- Most of what I am about to write is based on what were, with retrospective vision, probably symptoms of Churg-Strauss, in the hope that if you have found this article by searching for symptoms in a search engine, and the picture seems to fit your case, you might ask for an ANCA test to be taken as a precaution. (warble.com)
Long QT Syndr1
- Potential areas of application could include but are not limited to the following: o Heart and Vascular Diseases: arrhythmogenic right ventricular dysplasia, Brugada's Syndrome, congenital heart disease, familial homozygous hypercholesterolemia, Liddle's Syndrome, Long QT Syndrome. (nih.gov)
- o Sleep Disorders: congenital central hypoventilation syndrome (Ondine's Curse), circadian rhythm disorders such as advanced sleep phase syndrome. (nih.gov)
- Cogan's syndrome is an autoimmune disorder that mainly affects the eyes and inner ears along with large blood vessels. (nih.gov)
- The primary method of diagnosing Churg-Strauss is not however from the deadly bleed itself, but rather through the results of a particular blood test called ANCA (anti-neutrophilic cytoplasmic antibodies). (warble.com)
- Severe rash or swelling, such as Stevens-Johnson syndrome . (medicalnewstoday.com)
- Withdrawal syndrome in 2 drug addicts after intravenous injection of buprenorphine? (bvsalud.org)
- Arteritis involving large, medium sized, and small arteries, and associated with mucocutaneous lymph node syndrome. (bmj.com)
- Churg-Strauss syndrome (CSS) is a systemic inflammatory disease characterized by asthma, eosinophilia, and involvement of various organ systems such as the upper and lower respiratory tract, the peripheral nervous system, the skin, the kidney and the gastrointestinal tract. (medscape.com)

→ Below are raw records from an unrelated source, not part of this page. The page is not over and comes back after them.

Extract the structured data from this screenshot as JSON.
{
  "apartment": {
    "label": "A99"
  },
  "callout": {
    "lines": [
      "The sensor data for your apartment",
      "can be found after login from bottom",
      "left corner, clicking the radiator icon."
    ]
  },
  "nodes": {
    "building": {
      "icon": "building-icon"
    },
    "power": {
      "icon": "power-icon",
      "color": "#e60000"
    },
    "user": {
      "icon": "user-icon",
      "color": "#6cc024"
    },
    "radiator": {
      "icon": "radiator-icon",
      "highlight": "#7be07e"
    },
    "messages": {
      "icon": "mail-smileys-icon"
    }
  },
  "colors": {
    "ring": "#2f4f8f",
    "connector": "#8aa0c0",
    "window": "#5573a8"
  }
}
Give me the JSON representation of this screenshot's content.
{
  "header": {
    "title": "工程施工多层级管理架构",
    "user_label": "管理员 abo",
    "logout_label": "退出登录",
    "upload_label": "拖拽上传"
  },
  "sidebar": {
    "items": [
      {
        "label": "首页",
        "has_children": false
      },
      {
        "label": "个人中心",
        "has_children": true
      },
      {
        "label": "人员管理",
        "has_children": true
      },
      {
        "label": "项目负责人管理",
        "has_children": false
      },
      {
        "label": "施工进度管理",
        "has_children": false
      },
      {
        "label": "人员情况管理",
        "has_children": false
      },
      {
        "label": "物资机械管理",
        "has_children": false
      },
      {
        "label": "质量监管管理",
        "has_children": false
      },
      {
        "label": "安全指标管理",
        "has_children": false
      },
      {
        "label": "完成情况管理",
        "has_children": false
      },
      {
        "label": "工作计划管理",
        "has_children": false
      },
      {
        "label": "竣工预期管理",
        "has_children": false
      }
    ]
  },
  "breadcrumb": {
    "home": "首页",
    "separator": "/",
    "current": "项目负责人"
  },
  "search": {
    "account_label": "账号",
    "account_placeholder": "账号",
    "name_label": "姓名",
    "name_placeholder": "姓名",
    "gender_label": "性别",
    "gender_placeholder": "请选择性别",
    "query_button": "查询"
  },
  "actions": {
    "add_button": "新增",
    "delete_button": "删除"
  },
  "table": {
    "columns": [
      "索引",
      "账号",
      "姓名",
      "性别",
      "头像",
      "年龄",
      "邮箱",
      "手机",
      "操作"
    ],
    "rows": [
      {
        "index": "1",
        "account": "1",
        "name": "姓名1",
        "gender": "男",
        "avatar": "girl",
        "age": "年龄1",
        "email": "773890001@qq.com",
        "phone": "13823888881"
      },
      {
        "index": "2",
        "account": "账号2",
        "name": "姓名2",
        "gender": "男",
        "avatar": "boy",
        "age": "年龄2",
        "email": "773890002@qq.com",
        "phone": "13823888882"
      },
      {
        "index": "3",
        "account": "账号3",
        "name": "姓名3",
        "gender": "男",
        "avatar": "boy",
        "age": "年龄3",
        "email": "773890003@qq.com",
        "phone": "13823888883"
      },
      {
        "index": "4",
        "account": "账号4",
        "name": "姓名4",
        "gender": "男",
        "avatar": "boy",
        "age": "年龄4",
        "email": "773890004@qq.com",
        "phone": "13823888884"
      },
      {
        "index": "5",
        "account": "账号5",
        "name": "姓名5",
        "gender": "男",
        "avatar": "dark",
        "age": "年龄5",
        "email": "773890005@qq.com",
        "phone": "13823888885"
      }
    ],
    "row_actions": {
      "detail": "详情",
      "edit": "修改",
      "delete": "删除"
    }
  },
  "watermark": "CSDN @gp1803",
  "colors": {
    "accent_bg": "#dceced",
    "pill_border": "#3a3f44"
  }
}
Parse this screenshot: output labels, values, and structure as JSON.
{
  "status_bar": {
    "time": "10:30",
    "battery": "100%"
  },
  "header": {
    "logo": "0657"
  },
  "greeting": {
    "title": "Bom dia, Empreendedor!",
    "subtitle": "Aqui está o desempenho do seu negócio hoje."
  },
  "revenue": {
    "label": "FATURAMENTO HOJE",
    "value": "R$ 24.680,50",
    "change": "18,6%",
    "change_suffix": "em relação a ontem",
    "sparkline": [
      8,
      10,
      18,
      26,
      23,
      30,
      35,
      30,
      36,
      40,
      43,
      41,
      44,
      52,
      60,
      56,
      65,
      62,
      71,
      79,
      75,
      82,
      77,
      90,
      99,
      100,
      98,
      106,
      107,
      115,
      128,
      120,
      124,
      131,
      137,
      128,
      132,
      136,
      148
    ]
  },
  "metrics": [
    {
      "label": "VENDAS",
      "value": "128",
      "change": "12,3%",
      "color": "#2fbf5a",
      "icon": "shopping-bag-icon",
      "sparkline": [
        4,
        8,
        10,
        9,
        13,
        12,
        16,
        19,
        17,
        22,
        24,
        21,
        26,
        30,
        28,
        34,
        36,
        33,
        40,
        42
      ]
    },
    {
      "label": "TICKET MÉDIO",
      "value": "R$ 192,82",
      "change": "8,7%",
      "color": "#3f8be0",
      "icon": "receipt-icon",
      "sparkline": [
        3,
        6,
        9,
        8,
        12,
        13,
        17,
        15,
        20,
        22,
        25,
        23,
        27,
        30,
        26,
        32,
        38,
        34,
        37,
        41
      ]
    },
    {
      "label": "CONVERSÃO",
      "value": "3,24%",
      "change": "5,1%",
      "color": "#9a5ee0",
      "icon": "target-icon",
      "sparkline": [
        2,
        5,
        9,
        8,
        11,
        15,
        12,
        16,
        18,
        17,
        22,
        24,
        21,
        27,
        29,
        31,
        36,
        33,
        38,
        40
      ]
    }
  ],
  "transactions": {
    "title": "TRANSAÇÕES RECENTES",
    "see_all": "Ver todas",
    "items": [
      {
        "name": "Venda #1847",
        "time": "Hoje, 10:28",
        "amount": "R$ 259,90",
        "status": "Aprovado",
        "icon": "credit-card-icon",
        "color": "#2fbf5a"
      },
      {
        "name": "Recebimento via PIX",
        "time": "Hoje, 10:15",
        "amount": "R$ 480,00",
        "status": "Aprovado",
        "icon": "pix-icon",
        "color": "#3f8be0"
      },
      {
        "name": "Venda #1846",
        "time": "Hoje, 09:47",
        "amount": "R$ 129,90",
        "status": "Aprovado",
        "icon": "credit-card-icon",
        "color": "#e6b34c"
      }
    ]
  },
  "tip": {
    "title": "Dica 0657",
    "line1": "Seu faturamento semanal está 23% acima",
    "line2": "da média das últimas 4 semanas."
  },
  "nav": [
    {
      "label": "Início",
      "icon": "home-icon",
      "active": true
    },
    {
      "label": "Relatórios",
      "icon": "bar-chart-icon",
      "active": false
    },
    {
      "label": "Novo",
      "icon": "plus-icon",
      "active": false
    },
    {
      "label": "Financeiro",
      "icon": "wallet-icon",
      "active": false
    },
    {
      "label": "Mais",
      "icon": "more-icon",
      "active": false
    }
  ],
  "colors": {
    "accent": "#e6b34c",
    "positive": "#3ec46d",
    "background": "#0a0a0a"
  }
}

- Keogh KA, Specks U. Churg-Strauss syndrome: clinical presentation, antineutrophil cytoplasmic antibodies, and leukotriene receptor antagonists. (medscape.com)
- Churg-Strauss syndrome in patients receiving montelukast as treatment for asthma. (medscape.com)